### What the task requires
Look through the data below for the string "drop", and copy every line where it turns up.

### Extracted information
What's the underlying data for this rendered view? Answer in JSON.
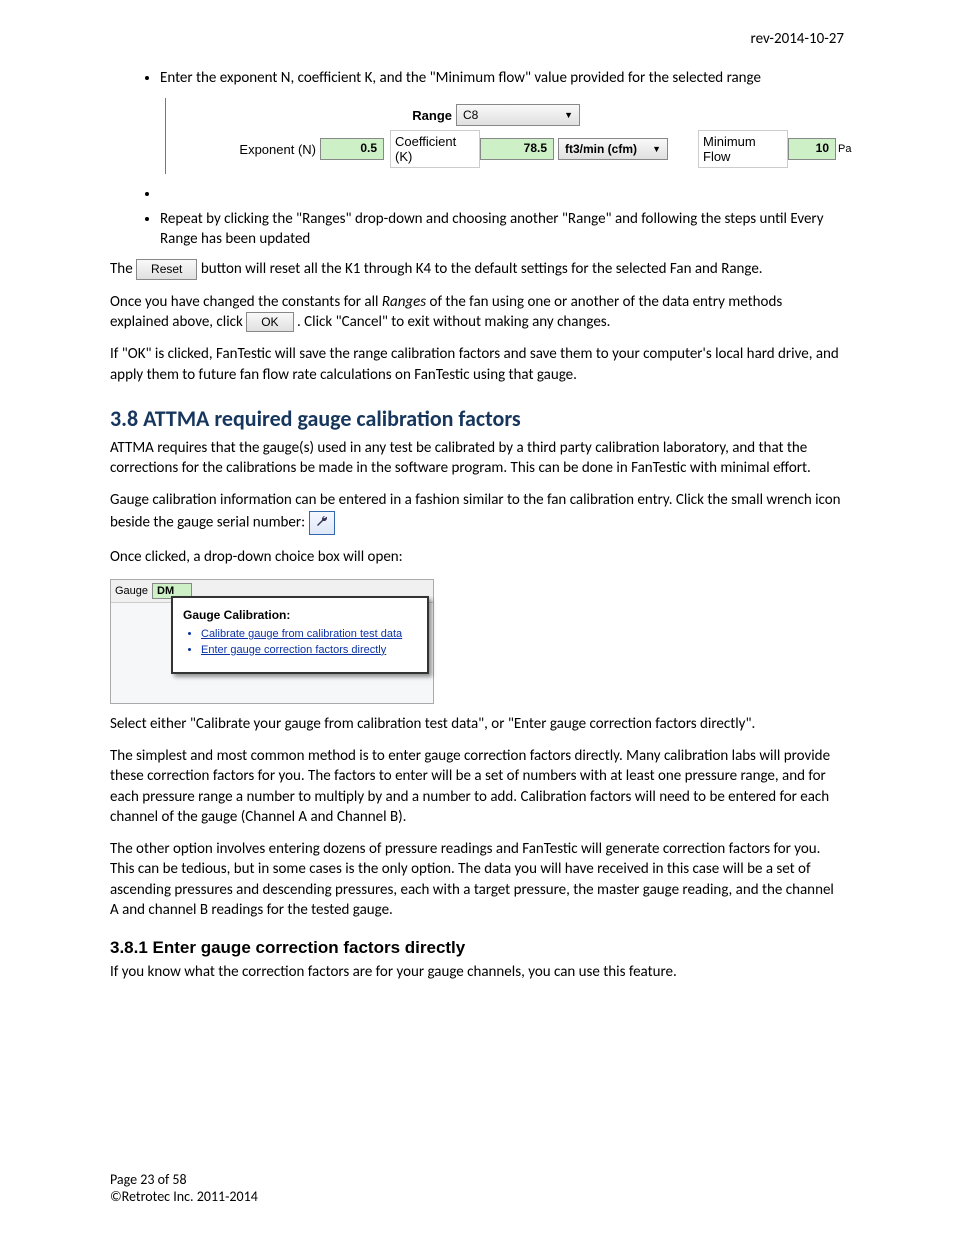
{
  "header": {
    "rev": "rev-2014-10-27"
  },
  "bullets_top": {
    "b1": "Enter the exponent N, coefficient K, and the \"Minimum flow\" value provided for the selected range",
    "b2": "",
    "b3": "Repeat by clicking the \"Ranges\" drop-down and choosing another \"Range\" and following the steps until Every Range has been updated"
  },
  "ui": {
    "range_label": "Range",
    "range_value": "C8",
    "exp_label": "Exponent (N)",
    "exp_value": "0.5",
    "coef_label": "Coefficient (K)",
    "coef_value": "78.5",
    "units_value": "ft3/min (cfm)",
    "minflow_label": "Minimum Flow",
    "minflow_value": "10",
    "minflow_unit": "Pa"
  },
  "para": {
    "p1a": "The ",
    "reset_btn": "Reset",
    "p1b": " button will reset all the K1 through K4 to the default settings for the selected Fan and Range.",
    "p2a": "Once you have changed the constants for all ",
    "p2_em": "Ranges",
    "p2b": " of the fan using one or another of the data entry methods explained above, click ",
    "ok_btn": "OK",
    "p2c": ".  Click \"Cancel\" to exit without making any changes.",
    "p3": "If \"OK\" is clicked, FanTestic will save the range calibration factors and save them to your computer's local hard drive, and apply them to future fan flow rate calculations on FanTestic using that gauge."
  },
  "h2": "3.8  ATTMA required gauge calibration factors",
  "sec38": {
    "p1": "ATTMA requires that the gauge(s) used in any test be calibrated by a third party calibration laboratory, and that the corrections for the calibrations be made in the software program. This can be done in FanTestic with minimal effort.",
    "p2": "Gauge calibration information can be entered in a fashion similar to the fan calibration entry.  Click the small wrench icon beside the gauge serial number: ",
    "p3": "Once clicked,  a drop-down choice box will open:"
  },
  "popup": {
    "gauge_label": "Gauge",
    "gauge_value": "DM",
    "title": "Gauge Calibration:",
    "opt1": "Calibrate gauge from calibration test data",
    "opt2": "Enter gauge correction factors directly"
  },
  "sec38b": {
    "p4": "Select either \"Calibrate your gauge from calibration test data\", or \"Enter gauge correction factors directly\".",
    "p5": "The simplest and most common method is to enter gauge correction factors directly.  Many calibration labs will provide these correction factors for you.  The factors to enter will be a set of numbers with at least one pressure range, and for each pressure range a number to multiply by and a number to add. Calibration factors will need to be entered for each channel of the gauge (Channel A and Channel B).",
    "p6": "The other option involves entering dozens of pressure readings and FanTestic will generate correction factors for you.  This can be tedious, but in some cases is the only option.  The data you will have received in this case will be a set of ascending pressures and descending pressures, each with a target pressure, the master gauge reading, and the channel A and channel B readings for the tested gauge."
  },
  "h3": "3.8.1  Enter gauge correction factors directly",
  "sec381": {
    "p1": "If you know what the correction factors are for your gauge channels, you can use this feature."
  },
  "footer": {
    "page": "Page 23 of 58",
    "copyright": "©Retrotec Inc. 2011-2014"
  }
}
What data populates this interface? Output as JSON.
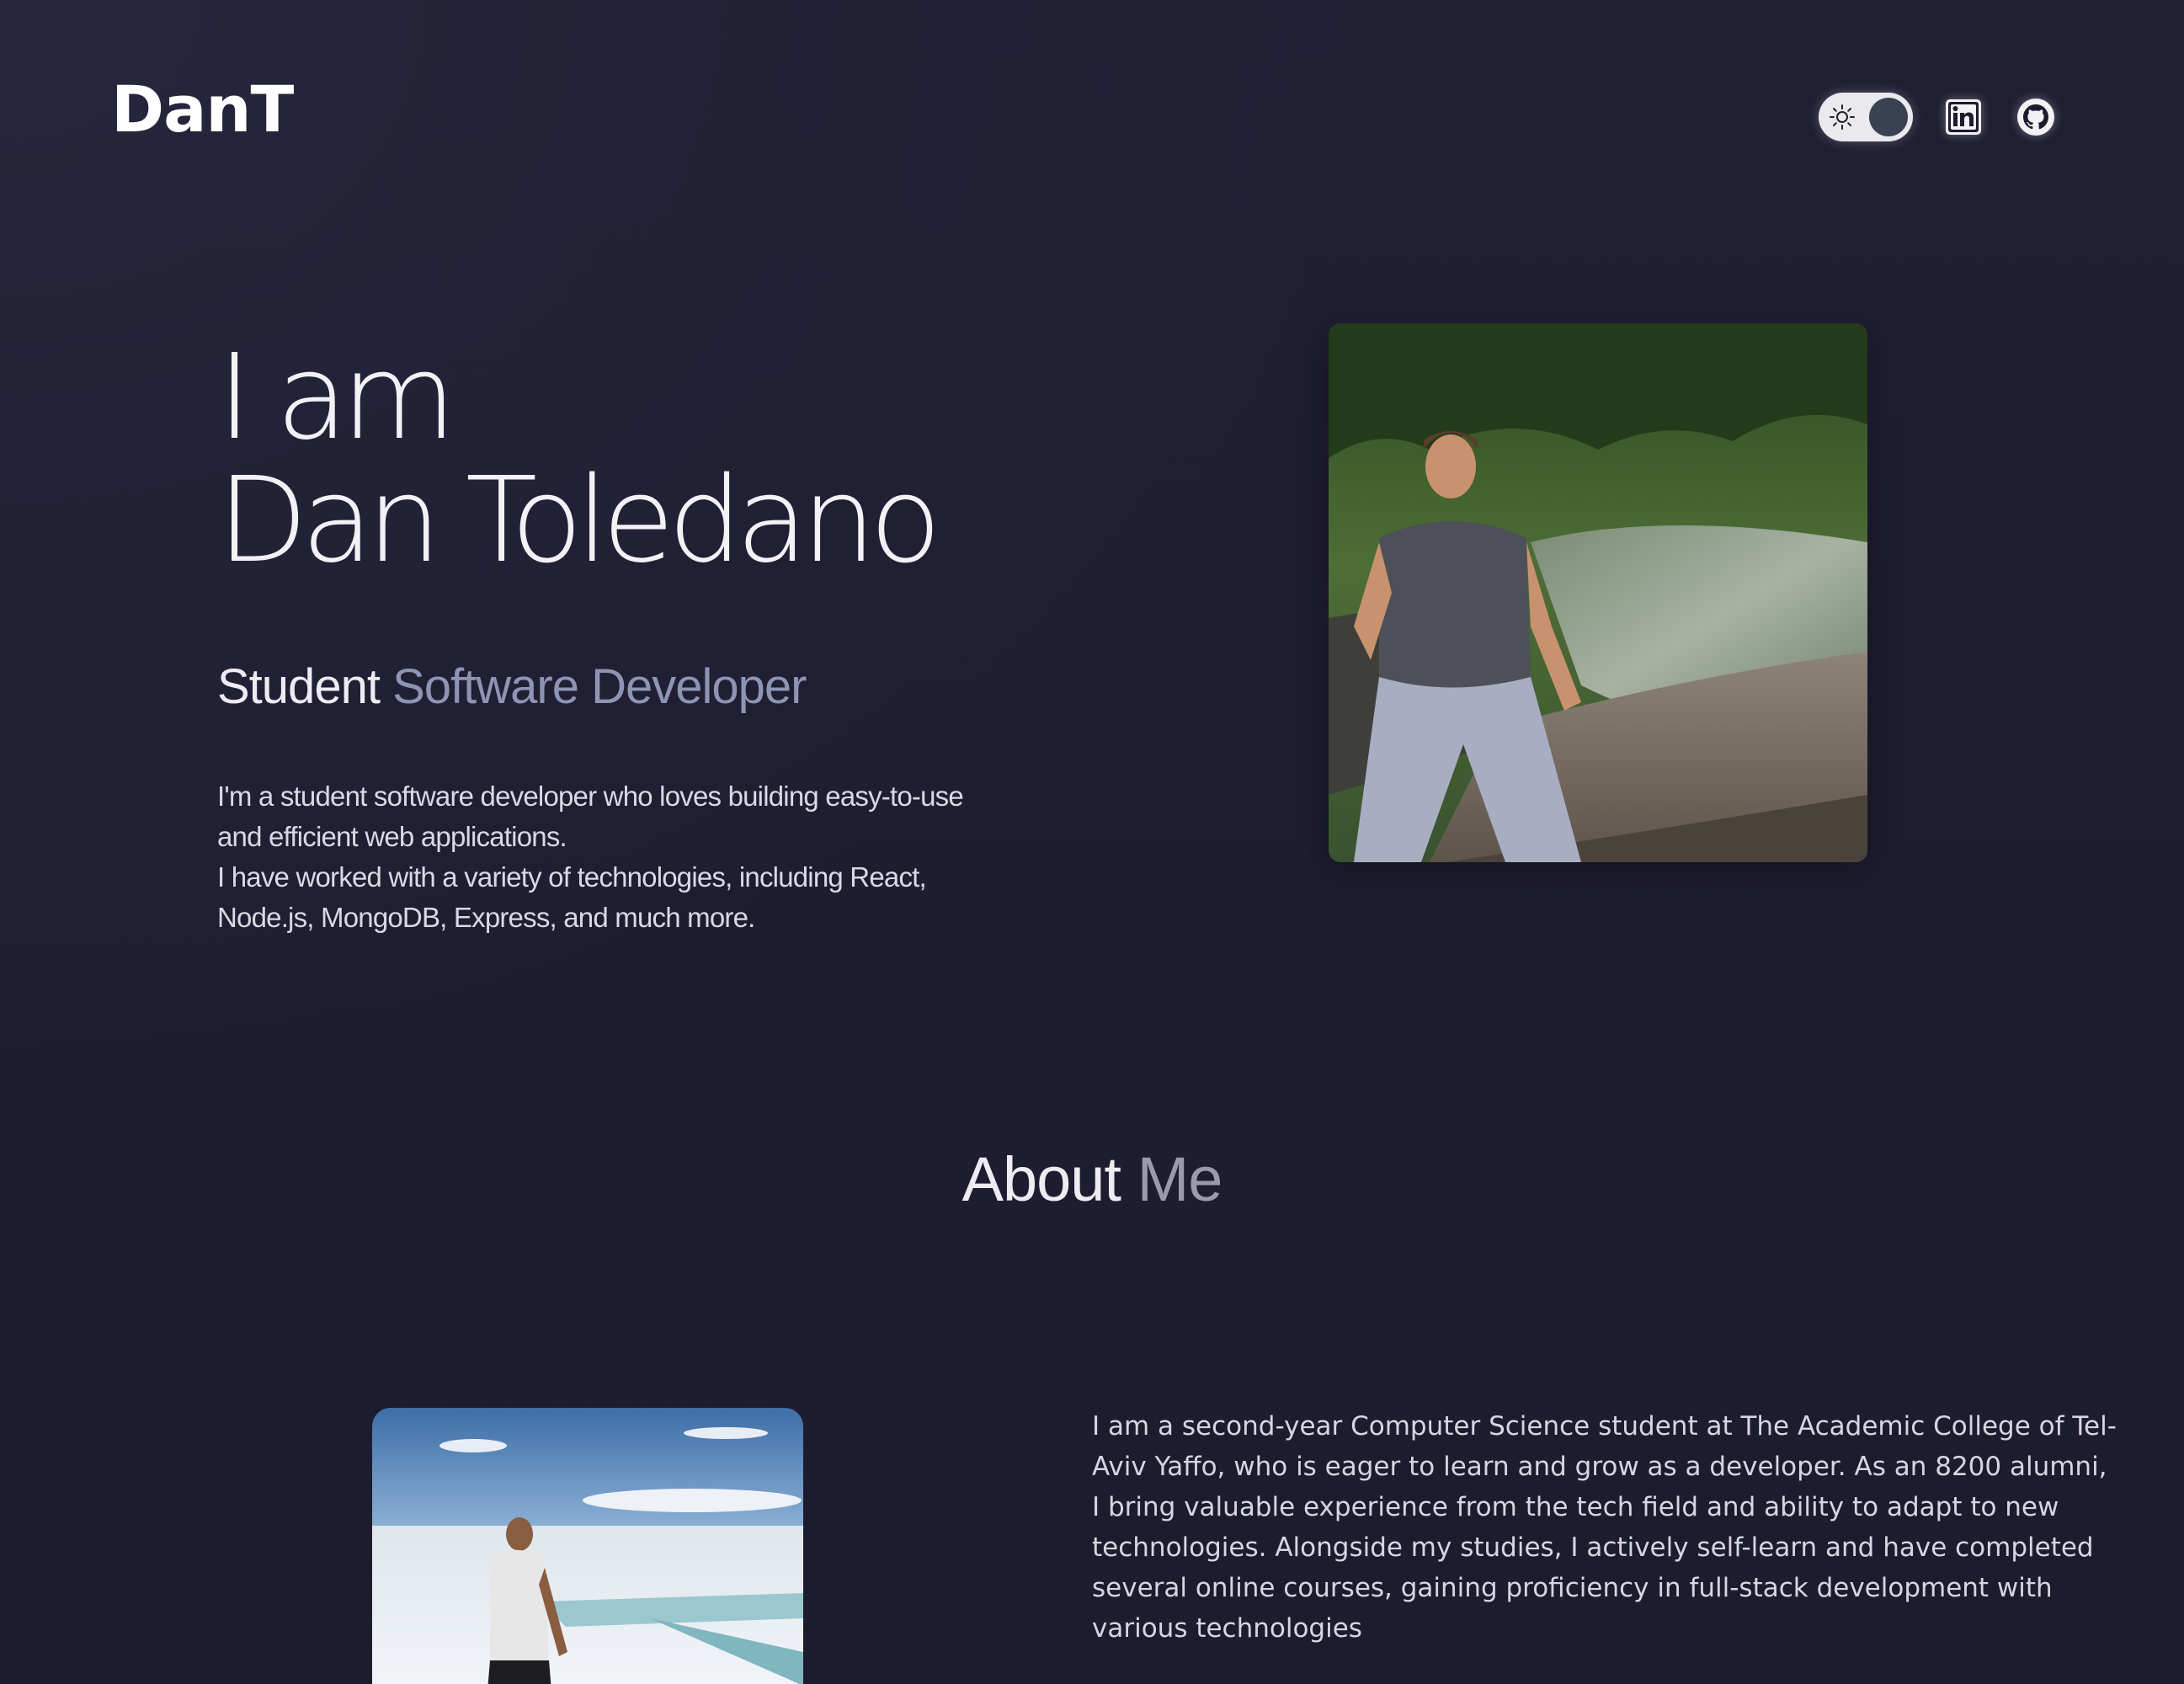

### Result below
    "b3": "Repeat by clicking the \"Ranges\" drop-down and choosing another \"Range\" and following the steps until Every Range has been updated"
    "p3": "Once clicked,  a drop-down choice box will open:"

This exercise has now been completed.